Protein suppresses prostate cancer growth in lab tests
UK scientists have shown that a natural protein that occurs inside cells can suppress the growth of prostate cancer cells in the laboratory.
A research team at Imperial College London found that the protein, called FUS, switches on a chain of events that can cause cancer cells to self-destruct.
Prostate cancer cells are known to be fuelled by male hormones, which help the cancer to grow. The researchers found that cells exposed to male hormones produced less FUS. This suggests that the hormones are helping the cancer cells to escape the effects of FUS, allowing them to carry on growing.
When the researchers manipulated the cancer cells so that they produced more FUS, more of the cells died.
Further research revealed that patients whose prostate cancer cells had high levels of FUS tended to have less aggressive tumours, and that their cancer was less likely to spread to their bones. They also tended to live for longer.
The early findings, which are published in the journal Cancer Research, suggest that it could one day be possible to target prostate cancer by boosting the protective effects of FUS. The researchers also think that FUS levels in a man's prostate cancer cells could potentially be used to predict if his disease is likely to be aggressive.

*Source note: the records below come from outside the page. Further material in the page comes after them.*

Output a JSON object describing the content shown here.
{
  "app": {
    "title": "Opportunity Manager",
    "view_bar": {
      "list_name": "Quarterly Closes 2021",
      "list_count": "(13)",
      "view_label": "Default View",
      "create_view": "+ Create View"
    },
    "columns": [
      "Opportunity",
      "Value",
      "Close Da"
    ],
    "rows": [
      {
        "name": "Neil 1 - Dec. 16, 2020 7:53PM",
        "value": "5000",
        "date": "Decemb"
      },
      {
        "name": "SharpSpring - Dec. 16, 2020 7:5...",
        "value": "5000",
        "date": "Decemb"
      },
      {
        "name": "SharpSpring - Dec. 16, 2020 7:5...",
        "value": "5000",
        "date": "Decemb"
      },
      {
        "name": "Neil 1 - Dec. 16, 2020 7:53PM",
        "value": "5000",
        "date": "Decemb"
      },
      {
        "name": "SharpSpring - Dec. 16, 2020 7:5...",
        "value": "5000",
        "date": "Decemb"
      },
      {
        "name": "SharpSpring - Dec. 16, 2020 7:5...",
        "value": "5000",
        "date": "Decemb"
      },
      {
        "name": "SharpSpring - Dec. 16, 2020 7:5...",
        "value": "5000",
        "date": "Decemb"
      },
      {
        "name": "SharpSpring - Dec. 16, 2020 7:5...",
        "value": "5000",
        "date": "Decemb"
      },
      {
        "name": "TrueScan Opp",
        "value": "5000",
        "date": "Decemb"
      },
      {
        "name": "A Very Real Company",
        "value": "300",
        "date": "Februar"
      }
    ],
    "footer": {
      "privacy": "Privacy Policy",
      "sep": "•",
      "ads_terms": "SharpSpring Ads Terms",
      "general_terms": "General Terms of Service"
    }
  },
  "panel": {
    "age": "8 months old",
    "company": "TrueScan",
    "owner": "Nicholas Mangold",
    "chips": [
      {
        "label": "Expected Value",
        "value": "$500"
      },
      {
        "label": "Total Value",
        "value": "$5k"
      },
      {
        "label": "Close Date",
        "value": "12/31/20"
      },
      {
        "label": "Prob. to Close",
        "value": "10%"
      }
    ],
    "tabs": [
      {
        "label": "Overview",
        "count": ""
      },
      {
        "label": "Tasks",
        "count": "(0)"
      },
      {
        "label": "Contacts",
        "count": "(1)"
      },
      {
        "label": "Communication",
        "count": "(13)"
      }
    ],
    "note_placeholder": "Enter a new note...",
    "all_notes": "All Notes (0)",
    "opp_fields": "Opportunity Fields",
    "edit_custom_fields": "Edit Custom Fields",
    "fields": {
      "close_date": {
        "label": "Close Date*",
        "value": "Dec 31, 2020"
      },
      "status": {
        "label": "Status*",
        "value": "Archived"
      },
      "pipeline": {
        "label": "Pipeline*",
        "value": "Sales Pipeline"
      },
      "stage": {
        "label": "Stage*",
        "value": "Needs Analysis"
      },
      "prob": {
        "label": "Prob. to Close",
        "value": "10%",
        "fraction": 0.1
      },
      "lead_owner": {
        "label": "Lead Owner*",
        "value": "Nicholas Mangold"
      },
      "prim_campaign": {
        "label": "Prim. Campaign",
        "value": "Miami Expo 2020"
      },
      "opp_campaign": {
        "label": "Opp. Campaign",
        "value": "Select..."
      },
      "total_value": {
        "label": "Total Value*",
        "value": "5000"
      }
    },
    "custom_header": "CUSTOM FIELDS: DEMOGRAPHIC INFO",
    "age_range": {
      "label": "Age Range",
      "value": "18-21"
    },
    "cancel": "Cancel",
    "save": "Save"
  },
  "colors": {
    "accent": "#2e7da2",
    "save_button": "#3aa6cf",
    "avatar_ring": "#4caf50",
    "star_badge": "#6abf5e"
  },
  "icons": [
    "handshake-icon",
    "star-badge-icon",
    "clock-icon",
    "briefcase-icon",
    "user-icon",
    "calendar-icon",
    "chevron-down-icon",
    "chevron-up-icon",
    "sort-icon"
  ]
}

At present doctors have no way of telling whether a prostate tumour is likely to spread rapidly or be relatively harmless, meaning that some men are treated for cancers that may never cause them any problems. And although most men are given drugs to block the hormones that fuel the disease, the cancer can become resistant to these treatments.

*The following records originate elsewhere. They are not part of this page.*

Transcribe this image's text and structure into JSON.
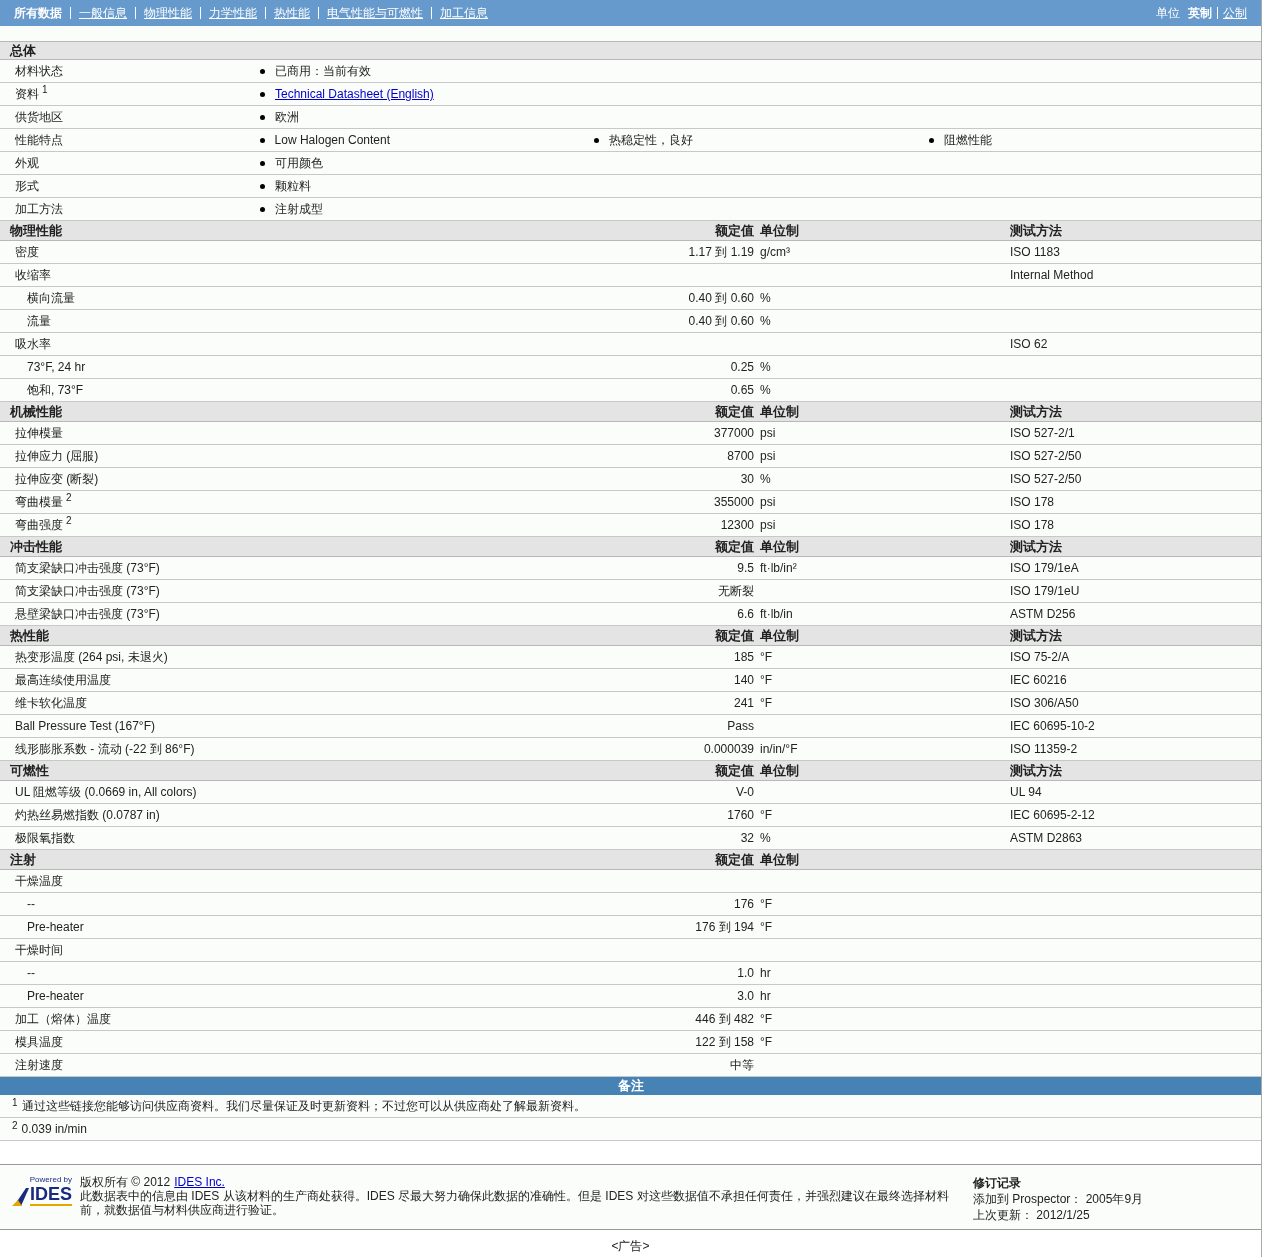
{
  "nav": {
    "items": [
      {
        "label": "所有数据",
        "selected": true
      },
      {
        "label": "一般信息",
        "selected": false
      },
      {
        "label": "物理性能",
        "selected": false
      },
      {
        "label": "力学性能",
        "selected": false
      },
      {
        "label": "热性能",
        "selected": false
      },
      {
        "label": "电气性能与可燃性",
        "selected": false
      },
      {
        "label": "加工信息",
        "selected": false
      }
    ],
    "units_label": "单位",
    "units": [
      {
        "label": "英制",
        "selected": true
      },
      {
        "label": "公制",
        "selected": false
      }
    ]
  },
  "sections": [
    {
      "kind": "general",
      "title": "总体",
      "rows": [
        {
          "name": "材料状态",
          "kind": "text",
          "values": [
            "已商用：当前有效"
          ]
        },
        {
          "name": "资料",
          "sup": "1",
          "kind": "link",
          "values": [
            "Technical Datasheet (English)"
          ]
        },
        {
          "name": "供货地区",
          "kind": "text",
          "values": [
            "欧洲"
          ]
        },
        {
          "name": "性能特点",
          "kind": "text",
          "values": [
            "Low Halogen Content",
            "热稳定性，良好",
            "阻燃性能"
          ]
        },
        {
          "name": "外观",
          "kind": "text",
          "values": [
            "可用颜色"
          ]
        },
        {
          "name": "形式",
          "kind": "text",
          "values": [
            "颗粒料"
          ]
        },
        {
          "name": "加工方法",
          "kind": "text",
          "values": [
            "注射成型"
          ]
        }
      ]
    },
    {
      "kind": "property",
      "title": "物理性能",
      "columns": [
        "额定值",
        "单位制",
        "测试方法"
      ],
      "rows": [
        {
          "name": "密度",
          "value": "1.17 到 1.19",
          "unit": "g/cm³",
          "method": "ISO 1183"
        },
        {
          "name": "收缩率",
          "method": "Internal Method",
          "children": [
            {
              "name": "横向流量",
              "value": "0.40 到 0.60",
              "unit": "%"
            },
            {
              "name": "流量",
              "value": "0.40 到 0.60",
              "unit": "%"
            }
          ]
        },
        {
          "name": "吸水率",
          "method": "ISO 62",
          "children": [
            {
              "name": "73°F, 24 hr",
              "value": "0.25",
              "unit": "%"
            },
            {
              "name": "饱和, 73°F",
              "value": "0.65",
              "unit": "%"
            }
          ]
        }
      ]
    },
    {
      "kind": "property",
      "title": "机械性能",
      "columns": [
        "额定值",
        "单位制",
        "测试方法"
      ],
      "rows": [
        {
          "name": "拉伸模量",
          "value": "377000",
          "unit": "psi",
          "method": "ISO 527-2/1"
        },
        {
          "name": "拉伸应力 (屈服)",
          "value": "8700",
          "unit": "psi",
          "method": "ISO 527-2/50"
        },
        {
          "name": "拉伸应变 (断裂)",
          "value": "30",
          "unit": "%",
          "method": "ISO 527-2/50"
        },
        {
          "name": "弯曲模量",
          "sup": "2",
          "value": "355000",
          "unit": "psi",
          "method": "ISO 178"
        },
        {
          "name": "弯曲强度",
          "sup": "2",
          "value": "12300",
          "unit": "psi",
          "method": "ISO 178"
        }
      ]
    },
    {
      "kind": "property",
      "title": "冲击性能",
      "columns": [
        "额定值",
        "单位制",
        "测试方法"
      ],
      "rows": [
        {
          "name": "简支梁缺口冲击强度 (73°F)",
          "value": "9.5",
          "unit": "ft·lb/in²",
          "method": "ISO 179/1eA"
        },
        {
          "name": "简支梁缺口冲击强度 (73°F)",
          "value": "无断裂",
          "method": "ISO 179/1eU"
        },
        {
          "name": "悬壁梁缺口冲击强度 (73°F)",
          "value": "6.6",
          "unit": "ft·lb/in",
          "method": "ASTM D256"
        }
      ]
    },
    {
      "kind": "property",
      "title": "热性能",
      "columns": [
        "额定值",
        "单位制",
        "测试方法"
      ],
      "rows": [
        {
          "name": "热变形温度 (264 psi, 未退火)",
          "value": "185",
          "unit": "°F",
          "method": "ISO 75-2/A"
        },
        {
          "name": "最高连续使用温度",
          "value": "140",
          "unit": "°F",
          "method": "IEC 60216"
        },
        {
          "name": "维卡软化温度",
          "value": "241",
          "unit": "°F",
          "method": "ISO 306/A50"
        },
        {
          "name": "Ball Pressure Test (167°F)",
          "value": "Pass",
          "method": "IEC 60695-10-2"
        },
        {
          "name": "线形膨胀系数 - 流动 (-22 到 86°F)",
          "value": "0.000039",
          "unit": "in/in/°F",
          "method": "ISO 11359-2"
        }
      ]
    },
    {
      "kind": "property",
      "title": "可燃性",
      "columns": [
        "额定值",
        "单位制",
        "测试方法"
      ],
      "rows": [
        {
          "name": "UL 阻燃等级 (0.0669 in, All colors)",
          "value": "V-0",
          "method": "UL 94"
        },
        {
          "name": "灼热丝易燃指数 (0.0787 in)",
          "value": "1760",
          "unit": "°F",
          "method": "IEC 60695-2-12"
        },
        {
          "name": "极限氧指数",
          "value": "32",
          "unit": "%",
          "method": "ASTM D2863"
        }
      ]
    },
    {
      "kind": "property",
      "title": "注射",
      "columns": [
        "额定值",
        "单位制"
      ],
      "rows": [
        {
          "name": "干燥温度",
          "children": [
            {
              "name": "--",
              "value": "176",
              "unit": "°F"
            },
            {
              "name": "Pre-heater",
              "value": "176 到 194",
              "unit": "°F"
            }
          ]
        },
        {
          "name": "干燥时间",
          "children": [
            {
              "name": "--",
              "value": "1.0",
              "unit": "hr"
            },
            {
              "name": "Pre-heater",
              "value": "3.0",
              "unit": "hr"
            }
          ]
        },
        {
          "name": "加工（熔体）温度",
          "value": "446 到 482",
          "unit": "°F"
        },
        {
          "name": "模具温度",
          "value": "122 到 158",
          "unit": "°F"
        },
        {
          "name": "注射速度",
          "value": "中等"
        }
      ]
    }
  ],
  "notes": {
    "title": "备注",
    "items": [
      {
        "sup": "1",
        "text": "通过这些链接您能够访问供应商资料。我们尽量保证及时更新资料；不过您可以从供应商处了解最新资料。"
      },
      {
        "sup": "2",
        "text": "0.039 in/min"
      }
    ]
  },
  "footer": {
    "logo_small": "Powered by",
    "logo": "IDES",
    "copyright": "版权所有 © 2012",
    "company_link": "IDES Inc.",
    "disclaimer": "此数据表中的信息由 IDES 从该材料的生产商处获得。IDES 尽最大努力确保此数据的准确性。但是 IDES 对这些数据值不承担任何责任，并强烈建议在最终选择材料前，就数据值与材料供应商进行验证。",
    "revision_title": "修订记录",
    "revision_lines": [
      "添加到 Prospector： 2005年9月",
      "上次更新： 2012/1/25"
    ]
  },
  "ad": "<广告>"
}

Senior author Dr Charlotte Bevan, from the department of surgery and cancer at Imperial College London, said: "Current hormonal therapies only work for a limited time and chemotherapy is often ineffective against prostate cancer, so there's a real need for new treatments.
"These findings suggest that FUS might be able to suppress tumour growth and stop it from spreading to other parts of the body where it can be deadly. It's early stages yet but if further studies confirm these findings, then FUS might be a promising target for future therapies."
First author Greg Brooke suggested that FUS could be a "crucial link" connecting male hormones with cancer cell growth.
He revealed: "The next step is to investigate whether FUS could be a useful test of how aggressive prostate cancer is. Then we might look for ways to boost FUS levels in patients to see if that would slow tumour growth or improve response to hormone therapy."
Nell Barrie, senior science information officer at Cancer Research UK, said: "Understanding the inner workings of cancer cells is an important part of cancer research, and this study should help us to understand more about how prostate cancers grow. It could also shed light on why some prostate cancers are more aggressive than others, but the research is at a very early stage so it's too soon to know if it could lead to new treatments."
Brooke, G., Culley, R., Dart, D., Mann, D., Gaughan, L., McCracken, S., Robson, C., Spencer-Dene, B., Gamble, S., Powell, S., Wait, R., Waxman, J., Walker, M., & Bevan, C. (2010). FUS/TLS Is a Novel Mediator of Androgen-Dependent Cell-Cycle Progression and Prostate Cancer Growth Cancer Research, 71 (3), 914-924 DOI: 10.1158/0008-5472.CAN-10-0874